Before we left, we saluted to the colossi of Memnon. Standing guard at what was originally Amenhotep’s temple (even larger than Karnak it is said), there is little left beyond the two damaged sentinels that bear the King’s likeness.A little further down the Nile we came to Edfu. The main attraction we touched here was the temple of Horus, the falcon headed god. This god is said to have vanquished evil, killing the god Seth. Now we know that even gods will die…In any case, be careful here. The way to the temple is via horse carriage unless you want to walk the distance. In the ensuing melee, one of our tour mates lost her wallet!
The Crocodile god Sobek (at Kom Ombo) was next. Not a major deity, yet it should be mentioned as crocodiles do roam the Nile. We are actually at the end of the free running Nile river as our boat came up against the Aswan dam.
In a place called Philae, we visited the temple of Isis. You need to know that when the dam was built, it submerged a lot of the sites. So, this temple, along with a host of others were moved from their original locations and placed on the Aglika island. It is a worthwhile visit, though for travelers making their own arrangements, you’d need to find the bus that makes a round trip stop at the various temples saved from the Aswan flooding (it is now Lake Nasser).
Abu Simbel, the frontier with Nubia
An hour’s flight and 270km away, Abu Simbel was a symbol of Pharaonic power. The imposing statues could be seen as we walked from the entrance to the grounds. However, we were told again that this was not the original position. They had been moved to ground 60m higher and also 180m further away from the water’s edge.
Now some folks (like us) fly into Abu Simbel for a simple 2-hour block of time to explore both the outside and inside of the temple. Alternatively there seems to be bus convoys departing from Aswan daily for a 3-hour drive over ~280km of desert road. whatever mode of transfer, the time taken to get here is the same. You will be left with a limited time here to take the quirky photos for instagram.
The interesting story that was shared with us was: discoverer Burckhardt was leaving the area when he looked back and saw the monument sticking out of the sands. An “accidental discovery” if you will! Our guide also pointed to us that the standing statues of the Pharaoh at the temple of Nefertari are carved in such a way that the Pharaoh’s left leg is astride ahead of the right. This was interpreted to project the martial nature of the warrior King – you start marching on your left foot.
Why did Ramses construct such a structure so far south from his domains? Our guide affirmed the historically accepted version that Ramses – fresh from defeating the Hittites in the north, was eager to impress his power upon the Nubians to the south.
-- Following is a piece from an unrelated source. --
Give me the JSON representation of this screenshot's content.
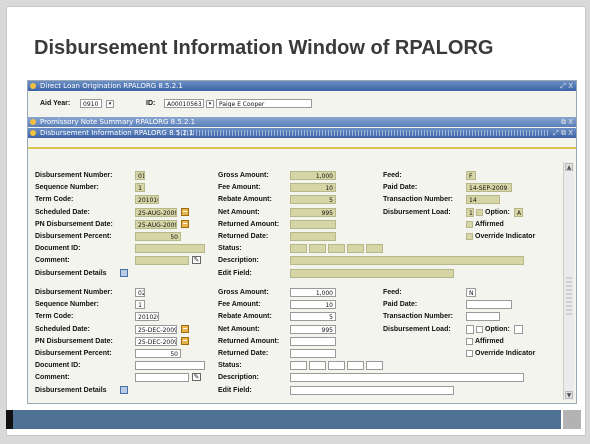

Sort of telling the guys to back off, or else!
Today, we are told to look back every 20m towards the monument as we return to the entrance. Take a photo, and perhaps you may come up with your own time-lapsed photography!
Back in Aswan, we took a local felucca cruise along the waterway. It was a beautiful day when little boys started paddling up to our boat. Their construct of a “boat” was nothing but a contraption of wooden boards nailed together! Such an enterprising endeavour!
Flying back to Cairo was un-eventful. We had stayed at the Marriot for the duration of the time in Cairo. It was already security heavy at the time we were there. One of the things about the Marriot is that the Italian restaurant is a must try. While not cheap, it was certainly very good. As we look back, we wonder how in those days we could muster the courage to hail a taxi to the Sheraton, just to buy the Hardrock café’s T-shirts. It’s probably highly NOT recommended these days.
Our cruising up the Nile on a boat for 4-days was a very nice way to take it slow and easy. No changing of hotels or rushing around in a coach! It’s like an ocean cruise where you disembark onto a land tour excursion every day and be back in time for a nice meal. Definitely a recommended way to travel Egypt. If only we had taken the cruise all the way from Cairo!
This journey was made in October 2004